Mehrkam said that the three breeds of dogs were selected from a biological or evolutionary perspective, as these breed groups were the most distinctive.

The chosen groups will vary reliably in what portions of the predatory sequence they will perform. She explained that retrievers should have a strong grab, but should not dissect what they are sent to get. Herders should not have a grab at all, but have a strong eye, strong chase and strong stalk. Livestock guarding dogs have been bred to eliminate the predatory motor pattern because they are living among the livestock they are guarding.

The study found that retrievers were significantly more likely to engage in solitary play than were livestock guarding dogs and a trend was found for more play in retrievers compared to herders; however, levels of social play—defined as play between dogs —did not differ significantly from breed to breed.

“Overall, retrievers did play more than any other breed type,” she said. “They were reliably the most playful, which probably won’t be surprising to anyone who owns golden retrievers or Labradors. And while they did engage in the highest levels of play, they didn’t play with a toy more often than the other breed types did.”

While the study did find that, by far, the toy was the best predictor of solitary play, the best predictor of play between dogs was the presence of a human.

“Interestingly, the retrievers and the herders were more likely to play with each other when it was owner attention and livestock guarding dogs were more likely to play with each other when it was attention from a less familiar person, which was kind of interesting given what they’re bred to do,” she said.

“This was the first study that’s shown experimentally that owner attention or human attention can reliably facilitate play in dogs; facilitate play in a different species. That’s really not been shown experimentally before. There have been some observational studies where people have reported that when they’re around they’ll see their dogs playing more but not [in a controlled study].”

Play in animals is a topic that Mehrkam believes many of her fellow animal behaviorists are not quick to study because, she says, “play can be difficult to operationally define.”

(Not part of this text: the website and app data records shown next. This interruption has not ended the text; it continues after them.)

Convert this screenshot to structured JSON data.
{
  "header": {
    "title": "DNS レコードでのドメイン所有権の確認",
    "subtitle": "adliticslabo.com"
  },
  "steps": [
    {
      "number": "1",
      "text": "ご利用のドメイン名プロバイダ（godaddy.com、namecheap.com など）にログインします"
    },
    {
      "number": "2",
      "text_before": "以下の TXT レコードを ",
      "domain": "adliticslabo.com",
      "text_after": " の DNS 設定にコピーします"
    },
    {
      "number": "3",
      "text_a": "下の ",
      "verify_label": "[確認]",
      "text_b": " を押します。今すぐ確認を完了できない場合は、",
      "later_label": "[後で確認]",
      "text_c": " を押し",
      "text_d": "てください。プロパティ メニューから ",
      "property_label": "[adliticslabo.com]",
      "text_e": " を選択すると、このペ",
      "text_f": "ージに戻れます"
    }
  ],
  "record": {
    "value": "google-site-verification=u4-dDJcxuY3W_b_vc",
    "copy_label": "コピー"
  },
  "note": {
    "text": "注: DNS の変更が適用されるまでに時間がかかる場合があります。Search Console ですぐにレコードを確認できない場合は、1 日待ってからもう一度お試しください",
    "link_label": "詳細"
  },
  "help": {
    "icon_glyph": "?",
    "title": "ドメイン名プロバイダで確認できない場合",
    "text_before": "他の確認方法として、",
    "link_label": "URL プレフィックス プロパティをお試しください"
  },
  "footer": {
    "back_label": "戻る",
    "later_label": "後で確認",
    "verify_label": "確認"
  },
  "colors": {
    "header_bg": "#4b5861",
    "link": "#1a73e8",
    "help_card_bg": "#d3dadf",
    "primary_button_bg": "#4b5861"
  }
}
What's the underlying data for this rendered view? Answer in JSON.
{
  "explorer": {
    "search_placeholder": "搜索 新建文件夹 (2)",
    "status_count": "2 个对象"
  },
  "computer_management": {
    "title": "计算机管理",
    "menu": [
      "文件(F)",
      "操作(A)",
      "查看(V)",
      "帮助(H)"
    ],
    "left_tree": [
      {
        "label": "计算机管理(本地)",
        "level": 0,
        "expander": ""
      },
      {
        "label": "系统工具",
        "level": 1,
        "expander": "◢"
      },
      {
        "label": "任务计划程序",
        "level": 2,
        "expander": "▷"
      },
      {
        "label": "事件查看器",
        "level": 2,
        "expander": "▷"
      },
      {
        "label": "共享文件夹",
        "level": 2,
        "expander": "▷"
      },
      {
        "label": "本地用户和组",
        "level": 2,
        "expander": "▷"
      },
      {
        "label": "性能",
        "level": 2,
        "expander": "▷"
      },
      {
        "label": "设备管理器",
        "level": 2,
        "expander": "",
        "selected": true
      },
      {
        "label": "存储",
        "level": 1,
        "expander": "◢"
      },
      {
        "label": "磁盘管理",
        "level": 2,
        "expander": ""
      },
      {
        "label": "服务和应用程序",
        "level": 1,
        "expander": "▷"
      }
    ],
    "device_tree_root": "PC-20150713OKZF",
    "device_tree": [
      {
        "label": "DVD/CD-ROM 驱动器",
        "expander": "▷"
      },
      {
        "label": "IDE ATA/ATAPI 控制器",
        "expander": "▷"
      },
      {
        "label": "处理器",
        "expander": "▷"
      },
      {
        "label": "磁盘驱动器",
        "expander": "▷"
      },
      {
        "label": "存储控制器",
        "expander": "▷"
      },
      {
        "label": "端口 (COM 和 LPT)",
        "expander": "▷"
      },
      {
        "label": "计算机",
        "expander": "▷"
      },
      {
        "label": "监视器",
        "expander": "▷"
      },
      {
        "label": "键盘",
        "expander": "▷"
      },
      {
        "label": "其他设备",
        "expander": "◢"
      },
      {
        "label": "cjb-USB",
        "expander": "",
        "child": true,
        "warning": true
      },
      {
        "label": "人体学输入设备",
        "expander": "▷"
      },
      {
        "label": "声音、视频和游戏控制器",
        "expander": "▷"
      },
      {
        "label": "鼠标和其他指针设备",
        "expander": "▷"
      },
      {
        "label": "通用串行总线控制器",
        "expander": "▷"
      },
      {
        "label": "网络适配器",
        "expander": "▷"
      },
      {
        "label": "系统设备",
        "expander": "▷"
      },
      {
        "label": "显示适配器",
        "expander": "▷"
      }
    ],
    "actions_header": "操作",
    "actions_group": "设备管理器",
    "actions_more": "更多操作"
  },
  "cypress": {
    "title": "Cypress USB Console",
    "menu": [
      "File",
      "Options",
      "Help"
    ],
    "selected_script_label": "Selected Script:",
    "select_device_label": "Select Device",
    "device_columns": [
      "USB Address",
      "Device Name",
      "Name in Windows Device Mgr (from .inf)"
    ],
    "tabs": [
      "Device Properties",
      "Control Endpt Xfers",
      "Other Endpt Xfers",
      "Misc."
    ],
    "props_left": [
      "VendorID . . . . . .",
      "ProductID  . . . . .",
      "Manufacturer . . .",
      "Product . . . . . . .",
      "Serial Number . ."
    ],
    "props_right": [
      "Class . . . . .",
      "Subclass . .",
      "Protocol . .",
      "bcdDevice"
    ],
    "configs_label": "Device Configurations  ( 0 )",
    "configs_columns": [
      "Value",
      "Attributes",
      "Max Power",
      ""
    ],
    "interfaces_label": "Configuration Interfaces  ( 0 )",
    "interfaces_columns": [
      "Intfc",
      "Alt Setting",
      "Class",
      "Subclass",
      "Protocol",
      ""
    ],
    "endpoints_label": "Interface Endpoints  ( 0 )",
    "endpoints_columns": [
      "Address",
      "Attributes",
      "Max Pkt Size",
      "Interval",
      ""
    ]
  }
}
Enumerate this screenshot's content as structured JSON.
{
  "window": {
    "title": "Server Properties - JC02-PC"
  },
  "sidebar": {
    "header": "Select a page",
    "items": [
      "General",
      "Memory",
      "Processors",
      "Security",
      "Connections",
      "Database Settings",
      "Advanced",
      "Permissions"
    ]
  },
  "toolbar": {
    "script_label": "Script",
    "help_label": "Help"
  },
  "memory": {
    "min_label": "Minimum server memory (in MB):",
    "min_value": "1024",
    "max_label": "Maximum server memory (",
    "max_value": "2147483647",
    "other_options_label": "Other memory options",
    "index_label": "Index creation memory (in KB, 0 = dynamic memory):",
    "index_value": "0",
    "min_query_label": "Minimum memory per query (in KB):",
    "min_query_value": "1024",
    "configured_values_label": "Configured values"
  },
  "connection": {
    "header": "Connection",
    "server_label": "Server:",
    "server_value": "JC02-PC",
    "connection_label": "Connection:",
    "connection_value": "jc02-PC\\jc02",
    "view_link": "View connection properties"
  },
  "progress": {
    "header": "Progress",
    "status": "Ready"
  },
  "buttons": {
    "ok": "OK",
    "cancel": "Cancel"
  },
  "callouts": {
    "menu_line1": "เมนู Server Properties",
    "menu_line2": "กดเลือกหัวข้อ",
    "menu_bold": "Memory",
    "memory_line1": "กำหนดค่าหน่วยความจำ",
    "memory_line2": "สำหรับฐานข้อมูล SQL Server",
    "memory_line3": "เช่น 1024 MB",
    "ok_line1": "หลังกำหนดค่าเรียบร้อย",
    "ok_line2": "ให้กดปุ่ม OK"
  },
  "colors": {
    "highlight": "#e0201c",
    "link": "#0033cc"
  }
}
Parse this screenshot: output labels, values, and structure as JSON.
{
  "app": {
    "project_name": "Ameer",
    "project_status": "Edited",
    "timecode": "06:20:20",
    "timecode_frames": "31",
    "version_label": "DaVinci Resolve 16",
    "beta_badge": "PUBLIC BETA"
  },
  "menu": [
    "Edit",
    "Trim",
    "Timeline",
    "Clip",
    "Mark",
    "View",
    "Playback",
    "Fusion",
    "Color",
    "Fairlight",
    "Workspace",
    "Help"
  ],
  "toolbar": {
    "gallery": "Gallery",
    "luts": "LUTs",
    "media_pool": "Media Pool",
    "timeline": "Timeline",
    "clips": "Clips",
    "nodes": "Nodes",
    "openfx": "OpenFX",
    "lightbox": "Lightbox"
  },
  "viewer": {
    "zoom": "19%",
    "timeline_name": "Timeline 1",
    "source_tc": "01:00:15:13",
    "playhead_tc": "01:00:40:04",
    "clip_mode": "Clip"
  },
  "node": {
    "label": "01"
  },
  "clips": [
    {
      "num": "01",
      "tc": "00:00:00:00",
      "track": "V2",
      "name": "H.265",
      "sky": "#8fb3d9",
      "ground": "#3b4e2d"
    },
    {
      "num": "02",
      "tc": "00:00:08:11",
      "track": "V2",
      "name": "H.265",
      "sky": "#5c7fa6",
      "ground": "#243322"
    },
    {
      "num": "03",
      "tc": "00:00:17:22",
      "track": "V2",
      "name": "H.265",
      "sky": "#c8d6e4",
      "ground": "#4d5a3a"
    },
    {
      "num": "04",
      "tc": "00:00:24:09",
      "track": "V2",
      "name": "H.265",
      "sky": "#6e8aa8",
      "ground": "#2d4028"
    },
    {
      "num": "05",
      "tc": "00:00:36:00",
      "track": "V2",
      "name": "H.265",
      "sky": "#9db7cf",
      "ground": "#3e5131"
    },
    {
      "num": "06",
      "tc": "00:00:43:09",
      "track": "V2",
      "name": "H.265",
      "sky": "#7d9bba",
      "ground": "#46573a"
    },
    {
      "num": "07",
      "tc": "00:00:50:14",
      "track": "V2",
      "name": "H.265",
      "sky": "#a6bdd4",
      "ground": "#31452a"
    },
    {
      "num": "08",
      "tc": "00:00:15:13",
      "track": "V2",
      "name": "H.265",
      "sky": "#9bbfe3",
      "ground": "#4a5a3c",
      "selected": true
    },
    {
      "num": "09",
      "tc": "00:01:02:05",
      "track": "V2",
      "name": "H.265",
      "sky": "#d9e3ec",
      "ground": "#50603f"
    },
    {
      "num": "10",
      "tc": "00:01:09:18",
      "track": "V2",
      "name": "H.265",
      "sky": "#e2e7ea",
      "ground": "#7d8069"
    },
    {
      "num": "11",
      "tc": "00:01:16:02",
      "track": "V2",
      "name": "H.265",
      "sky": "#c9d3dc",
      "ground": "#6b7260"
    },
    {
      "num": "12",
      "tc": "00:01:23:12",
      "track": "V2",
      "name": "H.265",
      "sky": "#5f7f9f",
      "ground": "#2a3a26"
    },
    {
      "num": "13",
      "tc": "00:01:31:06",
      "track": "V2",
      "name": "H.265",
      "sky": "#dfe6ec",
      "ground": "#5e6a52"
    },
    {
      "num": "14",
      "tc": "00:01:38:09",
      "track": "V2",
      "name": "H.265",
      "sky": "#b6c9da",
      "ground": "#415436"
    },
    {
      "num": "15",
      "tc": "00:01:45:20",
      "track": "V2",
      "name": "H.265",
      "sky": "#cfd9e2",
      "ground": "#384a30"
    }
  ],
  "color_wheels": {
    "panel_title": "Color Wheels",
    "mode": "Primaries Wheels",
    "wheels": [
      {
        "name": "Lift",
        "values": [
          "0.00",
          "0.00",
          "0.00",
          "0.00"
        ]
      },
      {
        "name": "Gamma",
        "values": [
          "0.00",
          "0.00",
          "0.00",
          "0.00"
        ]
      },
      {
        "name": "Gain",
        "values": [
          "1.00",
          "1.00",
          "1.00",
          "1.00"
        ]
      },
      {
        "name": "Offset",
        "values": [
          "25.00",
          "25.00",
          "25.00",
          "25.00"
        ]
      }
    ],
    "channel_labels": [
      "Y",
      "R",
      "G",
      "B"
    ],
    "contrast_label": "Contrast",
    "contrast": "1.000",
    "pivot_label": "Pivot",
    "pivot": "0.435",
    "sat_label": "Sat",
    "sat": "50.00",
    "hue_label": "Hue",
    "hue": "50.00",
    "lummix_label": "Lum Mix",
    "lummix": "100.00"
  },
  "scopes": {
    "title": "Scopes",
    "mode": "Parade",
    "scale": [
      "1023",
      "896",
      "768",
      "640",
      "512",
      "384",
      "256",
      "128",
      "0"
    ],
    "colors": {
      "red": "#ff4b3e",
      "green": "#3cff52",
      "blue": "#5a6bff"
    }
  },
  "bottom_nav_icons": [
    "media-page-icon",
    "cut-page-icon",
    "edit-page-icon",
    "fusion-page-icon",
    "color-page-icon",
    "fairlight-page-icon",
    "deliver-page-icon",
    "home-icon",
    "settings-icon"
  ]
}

While play in humans is generally seen as an activity that brings happiness or joy, Mehrkam said that certain studies on the neurobiology of play in basic lab animals show that during play more dopamine is activated but that, “we don’t yet know what motivates an animal to play.”